Firstly, CO2 from the space must be completely removed. This can be done by discharging all the fermentation and pressure gasses directly into the open air using a ring main system. If this is not possible due to the layout, the CO2 must be manually extracted and safely diverted.
Prior to entering a tank or other confined space, a ‘release measurement’ of CO2 must be taken using a suitable CO2 monitor. This is the only reliable method to check whether the CO2 concentration is actually at a safe level. The measurement must be taken by a qualified person, usually by lowering the monitor into the chamber and leaving it there for several minutes. It goes without saying that any monitoring device must be durable, reliable and regularly calibrated and tested.
Protecting the worker entering a confined space
Anyone entering a tank or other confined space must also be equipped with a suitable gas detector. If a certain CO2 concentration is exceeded the device will go into alarm mode with both audio and visual alarms.
Generally, at a CO2 volume of 0.5 % by volume, a pre-warning is set off; at 1 to 2 % by volume the main alarm is activated. With most devices other alarm thresholds can be selected with the aim of avoiding the alarm sounding too frequently and simultaneously ensuring the safety of the person working in the container.
CO2 gas detector types
Both portable and fixed CO2 detectors can be used for CO2 monitoring in breweries. Fixed systems typically comprise one or more detector “heads” connected to a separate control panel. If a detector reads a dangerous CO2 level, extractor fans are automatically triggered and sirens or visual beacons can also be activated to warn workers to vacate the area. This sort of installation is suited to larger spaces like cellars and plant rooms.

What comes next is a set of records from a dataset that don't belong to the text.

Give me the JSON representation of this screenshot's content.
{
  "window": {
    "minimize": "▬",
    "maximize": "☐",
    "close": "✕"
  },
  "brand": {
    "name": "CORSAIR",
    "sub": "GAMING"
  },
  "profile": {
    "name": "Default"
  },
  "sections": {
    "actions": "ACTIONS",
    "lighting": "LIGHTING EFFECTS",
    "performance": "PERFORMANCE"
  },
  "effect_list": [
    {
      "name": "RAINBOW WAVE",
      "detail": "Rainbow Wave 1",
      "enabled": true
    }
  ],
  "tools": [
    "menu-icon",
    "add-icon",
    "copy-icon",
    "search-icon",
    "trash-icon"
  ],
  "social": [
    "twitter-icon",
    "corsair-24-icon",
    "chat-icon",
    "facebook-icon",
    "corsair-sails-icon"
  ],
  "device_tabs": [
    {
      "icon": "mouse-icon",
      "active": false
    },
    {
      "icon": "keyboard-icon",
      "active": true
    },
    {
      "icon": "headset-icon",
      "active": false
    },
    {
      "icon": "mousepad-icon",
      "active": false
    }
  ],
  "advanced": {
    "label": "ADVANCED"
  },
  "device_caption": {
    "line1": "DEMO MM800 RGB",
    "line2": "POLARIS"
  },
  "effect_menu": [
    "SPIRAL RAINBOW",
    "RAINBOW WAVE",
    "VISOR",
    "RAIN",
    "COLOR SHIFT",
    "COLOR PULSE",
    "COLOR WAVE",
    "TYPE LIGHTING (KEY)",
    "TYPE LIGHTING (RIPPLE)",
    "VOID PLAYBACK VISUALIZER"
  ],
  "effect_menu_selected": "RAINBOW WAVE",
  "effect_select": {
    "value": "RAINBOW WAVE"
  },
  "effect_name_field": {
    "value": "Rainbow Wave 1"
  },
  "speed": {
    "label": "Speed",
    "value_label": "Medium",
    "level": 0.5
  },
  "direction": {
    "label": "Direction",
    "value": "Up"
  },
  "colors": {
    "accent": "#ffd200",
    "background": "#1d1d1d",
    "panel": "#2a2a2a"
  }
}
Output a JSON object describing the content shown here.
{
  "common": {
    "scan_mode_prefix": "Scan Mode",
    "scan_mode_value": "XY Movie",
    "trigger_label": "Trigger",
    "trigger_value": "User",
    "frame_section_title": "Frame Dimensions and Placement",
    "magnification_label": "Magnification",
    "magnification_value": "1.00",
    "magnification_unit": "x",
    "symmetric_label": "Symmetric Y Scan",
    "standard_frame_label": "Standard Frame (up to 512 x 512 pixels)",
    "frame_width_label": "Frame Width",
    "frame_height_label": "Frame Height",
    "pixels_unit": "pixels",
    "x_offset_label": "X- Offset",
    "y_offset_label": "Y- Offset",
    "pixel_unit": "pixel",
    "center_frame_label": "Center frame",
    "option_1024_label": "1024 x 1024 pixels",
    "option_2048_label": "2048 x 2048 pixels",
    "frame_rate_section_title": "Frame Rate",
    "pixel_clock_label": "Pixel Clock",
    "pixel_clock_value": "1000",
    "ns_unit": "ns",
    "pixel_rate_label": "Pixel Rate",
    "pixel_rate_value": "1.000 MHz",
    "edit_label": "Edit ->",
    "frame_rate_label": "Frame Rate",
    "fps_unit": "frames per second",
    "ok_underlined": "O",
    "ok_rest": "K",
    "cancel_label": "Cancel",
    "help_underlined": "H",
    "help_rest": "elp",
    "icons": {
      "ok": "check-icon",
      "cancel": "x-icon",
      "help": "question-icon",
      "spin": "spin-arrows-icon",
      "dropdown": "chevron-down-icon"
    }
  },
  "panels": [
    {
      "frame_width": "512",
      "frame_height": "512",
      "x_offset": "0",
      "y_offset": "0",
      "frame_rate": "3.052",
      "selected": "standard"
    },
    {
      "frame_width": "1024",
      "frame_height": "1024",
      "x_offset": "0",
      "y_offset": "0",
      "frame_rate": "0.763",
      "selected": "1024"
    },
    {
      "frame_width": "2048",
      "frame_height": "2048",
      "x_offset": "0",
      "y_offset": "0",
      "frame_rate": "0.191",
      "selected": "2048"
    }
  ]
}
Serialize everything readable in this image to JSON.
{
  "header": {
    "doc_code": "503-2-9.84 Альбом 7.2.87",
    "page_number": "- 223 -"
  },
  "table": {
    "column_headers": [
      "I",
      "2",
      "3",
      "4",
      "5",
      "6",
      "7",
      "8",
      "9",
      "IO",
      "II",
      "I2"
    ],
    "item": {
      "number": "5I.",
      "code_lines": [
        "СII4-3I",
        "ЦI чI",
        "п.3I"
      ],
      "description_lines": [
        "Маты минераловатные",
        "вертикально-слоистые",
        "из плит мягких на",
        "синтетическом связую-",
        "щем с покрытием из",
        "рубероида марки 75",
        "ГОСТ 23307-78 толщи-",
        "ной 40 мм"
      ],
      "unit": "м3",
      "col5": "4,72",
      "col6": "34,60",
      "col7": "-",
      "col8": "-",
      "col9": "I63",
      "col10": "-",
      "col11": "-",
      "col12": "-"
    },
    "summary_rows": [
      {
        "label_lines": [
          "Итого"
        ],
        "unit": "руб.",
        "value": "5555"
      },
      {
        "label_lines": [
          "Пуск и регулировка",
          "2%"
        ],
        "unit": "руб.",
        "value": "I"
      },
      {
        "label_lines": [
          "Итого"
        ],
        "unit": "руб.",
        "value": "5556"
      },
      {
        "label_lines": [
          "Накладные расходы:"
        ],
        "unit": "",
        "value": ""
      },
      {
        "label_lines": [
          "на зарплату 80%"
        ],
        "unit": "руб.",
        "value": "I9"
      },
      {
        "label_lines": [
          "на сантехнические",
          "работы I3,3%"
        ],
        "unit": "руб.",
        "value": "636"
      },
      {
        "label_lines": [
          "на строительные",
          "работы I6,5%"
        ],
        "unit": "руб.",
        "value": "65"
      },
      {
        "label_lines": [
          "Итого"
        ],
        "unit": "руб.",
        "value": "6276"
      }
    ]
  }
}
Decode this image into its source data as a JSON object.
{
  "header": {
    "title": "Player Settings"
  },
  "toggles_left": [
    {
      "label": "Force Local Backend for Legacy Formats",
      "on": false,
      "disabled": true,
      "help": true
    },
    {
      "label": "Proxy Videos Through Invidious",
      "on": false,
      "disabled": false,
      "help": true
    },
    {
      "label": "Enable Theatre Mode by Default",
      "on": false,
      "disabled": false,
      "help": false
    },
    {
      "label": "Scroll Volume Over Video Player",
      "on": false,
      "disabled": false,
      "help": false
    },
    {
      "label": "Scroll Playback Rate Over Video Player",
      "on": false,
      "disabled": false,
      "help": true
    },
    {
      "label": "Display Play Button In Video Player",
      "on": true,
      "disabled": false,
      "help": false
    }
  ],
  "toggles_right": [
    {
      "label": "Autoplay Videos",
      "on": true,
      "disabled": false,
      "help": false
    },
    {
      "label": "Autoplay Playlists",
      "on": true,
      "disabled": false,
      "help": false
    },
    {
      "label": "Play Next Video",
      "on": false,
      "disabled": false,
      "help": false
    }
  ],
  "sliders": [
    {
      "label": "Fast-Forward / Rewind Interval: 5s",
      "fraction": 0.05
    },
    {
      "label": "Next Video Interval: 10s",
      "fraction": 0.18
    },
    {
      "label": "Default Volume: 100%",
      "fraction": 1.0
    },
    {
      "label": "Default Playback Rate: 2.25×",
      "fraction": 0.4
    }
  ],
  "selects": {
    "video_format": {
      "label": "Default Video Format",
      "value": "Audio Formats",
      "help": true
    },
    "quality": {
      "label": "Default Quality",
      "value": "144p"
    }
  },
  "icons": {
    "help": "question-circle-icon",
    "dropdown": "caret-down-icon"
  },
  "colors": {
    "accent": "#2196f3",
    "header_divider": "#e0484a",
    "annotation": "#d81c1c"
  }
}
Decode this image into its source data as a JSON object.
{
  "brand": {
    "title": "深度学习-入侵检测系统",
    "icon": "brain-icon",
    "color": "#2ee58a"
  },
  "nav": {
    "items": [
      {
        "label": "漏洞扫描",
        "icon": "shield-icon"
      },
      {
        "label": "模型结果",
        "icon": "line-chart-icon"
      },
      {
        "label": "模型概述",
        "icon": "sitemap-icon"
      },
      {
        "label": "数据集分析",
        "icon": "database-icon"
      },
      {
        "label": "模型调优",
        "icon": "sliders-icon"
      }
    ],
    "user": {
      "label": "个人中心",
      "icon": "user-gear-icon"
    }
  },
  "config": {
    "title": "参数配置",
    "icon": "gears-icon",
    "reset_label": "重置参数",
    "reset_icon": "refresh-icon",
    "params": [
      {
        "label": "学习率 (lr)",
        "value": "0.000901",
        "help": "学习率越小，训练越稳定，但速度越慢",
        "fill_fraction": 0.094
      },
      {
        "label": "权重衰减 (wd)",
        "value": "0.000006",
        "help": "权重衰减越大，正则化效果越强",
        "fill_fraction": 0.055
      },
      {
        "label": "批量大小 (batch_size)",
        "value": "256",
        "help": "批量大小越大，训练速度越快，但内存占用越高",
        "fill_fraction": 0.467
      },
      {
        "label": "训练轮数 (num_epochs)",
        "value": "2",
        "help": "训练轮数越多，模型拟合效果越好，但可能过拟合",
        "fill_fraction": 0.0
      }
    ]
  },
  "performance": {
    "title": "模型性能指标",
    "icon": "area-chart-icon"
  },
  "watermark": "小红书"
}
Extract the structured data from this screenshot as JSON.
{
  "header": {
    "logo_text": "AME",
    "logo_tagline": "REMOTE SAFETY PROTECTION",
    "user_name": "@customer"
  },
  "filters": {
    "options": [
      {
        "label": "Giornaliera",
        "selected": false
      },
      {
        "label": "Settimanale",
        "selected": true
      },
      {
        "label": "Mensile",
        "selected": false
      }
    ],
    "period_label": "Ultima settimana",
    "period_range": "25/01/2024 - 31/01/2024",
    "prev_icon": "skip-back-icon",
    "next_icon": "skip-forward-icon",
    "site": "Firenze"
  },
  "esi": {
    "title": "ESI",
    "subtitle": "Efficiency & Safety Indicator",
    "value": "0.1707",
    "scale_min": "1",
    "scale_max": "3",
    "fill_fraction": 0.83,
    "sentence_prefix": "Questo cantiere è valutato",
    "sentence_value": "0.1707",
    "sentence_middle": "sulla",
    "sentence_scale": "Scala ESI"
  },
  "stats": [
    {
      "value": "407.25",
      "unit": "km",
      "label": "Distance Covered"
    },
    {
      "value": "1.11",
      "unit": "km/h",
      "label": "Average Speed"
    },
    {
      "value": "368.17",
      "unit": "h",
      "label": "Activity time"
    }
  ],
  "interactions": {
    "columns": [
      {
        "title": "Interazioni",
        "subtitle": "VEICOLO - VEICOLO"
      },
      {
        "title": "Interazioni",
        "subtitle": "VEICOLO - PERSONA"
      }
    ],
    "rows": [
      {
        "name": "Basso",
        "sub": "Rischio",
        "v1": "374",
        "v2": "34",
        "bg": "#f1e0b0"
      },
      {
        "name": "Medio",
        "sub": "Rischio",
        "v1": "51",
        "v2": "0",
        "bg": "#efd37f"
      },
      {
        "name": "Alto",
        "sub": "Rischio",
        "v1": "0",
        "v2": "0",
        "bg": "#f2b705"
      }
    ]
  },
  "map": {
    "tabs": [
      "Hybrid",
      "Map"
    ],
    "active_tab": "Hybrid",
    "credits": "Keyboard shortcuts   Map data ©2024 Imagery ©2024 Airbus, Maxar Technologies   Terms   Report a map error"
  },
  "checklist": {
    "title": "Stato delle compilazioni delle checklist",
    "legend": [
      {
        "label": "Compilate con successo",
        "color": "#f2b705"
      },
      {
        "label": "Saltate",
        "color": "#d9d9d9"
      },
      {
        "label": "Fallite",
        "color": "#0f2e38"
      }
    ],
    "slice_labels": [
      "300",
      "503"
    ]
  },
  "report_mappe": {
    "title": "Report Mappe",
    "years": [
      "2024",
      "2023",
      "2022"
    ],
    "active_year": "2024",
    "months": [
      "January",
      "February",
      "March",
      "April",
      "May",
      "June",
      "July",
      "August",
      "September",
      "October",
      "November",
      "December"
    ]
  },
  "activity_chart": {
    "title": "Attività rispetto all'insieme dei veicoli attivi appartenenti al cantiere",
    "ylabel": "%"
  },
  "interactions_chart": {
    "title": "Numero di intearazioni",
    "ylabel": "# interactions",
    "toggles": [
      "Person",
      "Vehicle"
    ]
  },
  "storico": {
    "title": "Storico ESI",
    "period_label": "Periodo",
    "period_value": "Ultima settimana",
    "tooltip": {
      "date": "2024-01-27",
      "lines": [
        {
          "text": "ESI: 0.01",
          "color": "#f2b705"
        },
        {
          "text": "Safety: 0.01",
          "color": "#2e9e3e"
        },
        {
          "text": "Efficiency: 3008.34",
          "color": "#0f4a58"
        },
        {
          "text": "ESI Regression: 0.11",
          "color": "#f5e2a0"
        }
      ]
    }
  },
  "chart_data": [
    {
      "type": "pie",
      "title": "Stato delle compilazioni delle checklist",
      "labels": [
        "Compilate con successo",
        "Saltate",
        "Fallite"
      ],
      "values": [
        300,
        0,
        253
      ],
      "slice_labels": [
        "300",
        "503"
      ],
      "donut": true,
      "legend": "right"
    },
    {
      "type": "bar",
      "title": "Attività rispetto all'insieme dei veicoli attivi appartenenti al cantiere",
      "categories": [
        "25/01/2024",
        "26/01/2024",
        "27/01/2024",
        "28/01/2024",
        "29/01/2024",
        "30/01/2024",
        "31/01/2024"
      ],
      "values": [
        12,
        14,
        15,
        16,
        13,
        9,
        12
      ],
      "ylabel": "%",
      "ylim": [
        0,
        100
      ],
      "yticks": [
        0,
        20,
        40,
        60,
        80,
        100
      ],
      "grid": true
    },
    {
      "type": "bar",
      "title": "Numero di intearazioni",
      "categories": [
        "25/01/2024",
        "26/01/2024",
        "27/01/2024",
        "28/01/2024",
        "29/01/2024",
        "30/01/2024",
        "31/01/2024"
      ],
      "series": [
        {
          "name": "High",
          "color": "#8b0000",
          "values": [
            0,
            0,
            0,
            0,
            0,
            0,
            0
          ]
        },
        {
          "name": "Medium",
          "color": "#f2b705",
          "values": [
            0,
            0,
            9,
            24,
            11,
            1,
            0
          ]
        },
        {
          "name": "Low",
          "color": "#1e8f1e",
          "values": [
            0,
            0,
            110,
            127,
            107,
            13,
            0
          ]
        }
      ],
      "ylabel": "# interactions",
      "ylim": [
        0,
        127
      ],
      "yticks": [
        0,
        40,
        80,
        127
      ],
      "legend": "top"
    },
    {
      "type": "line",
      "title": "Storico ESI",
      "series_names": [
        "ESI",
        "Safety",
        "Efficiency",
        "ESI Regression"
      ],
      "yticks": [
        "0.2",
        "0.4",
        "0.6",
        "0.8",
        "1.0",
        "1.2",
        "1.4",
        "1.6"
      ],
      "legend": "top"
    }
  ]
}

However, much confined space work in the brewing industry takes place in more restricted areas like fermentation tanks where fixed detectors cannot be installed. This means compact portable units are required. Ease of use, with one button operation, should be the norm when it comes to portable detectors. This means minimal training is required while increased safety is ensured. Combining one or more sensors with powerful audible and visual signals to warn when pre-set gas levels are reached, compact portable detectors are easily carried in a confined space, ensuring that pockets of high CO2 concentration are not missed.
Certain features should be expected in every portable CO2 detector. Clearly, life-saving tools for demanding environments must be as tough as possible, with reliable electronics housed in impact-resistant casings. While the need to leave gas sensors exposed to the atmosphere means that no instrument can be fully sealed, a high degree of protection against dust and water ingress is essential. Toughness notwithstanding, a well-designed detector will also be light and compact enough to wear for an entire shift.
Finally, because of the difficulties of working in a cramped space, perhaps under poor lighting, instruments should be easy to use. No matter how advanced a detector’s internal architecture or data management options, personnel in the field should be faced with nothing more daunting than a clear display, simple, one-button operation and loud/bright alarms.
Not taking the risk of CO2 seriously has led to many unavoidable deaths. If all the safety procedures described above are observed, the risks of dealing with this colourless, odourless and tasteless gas can be significantly reduced.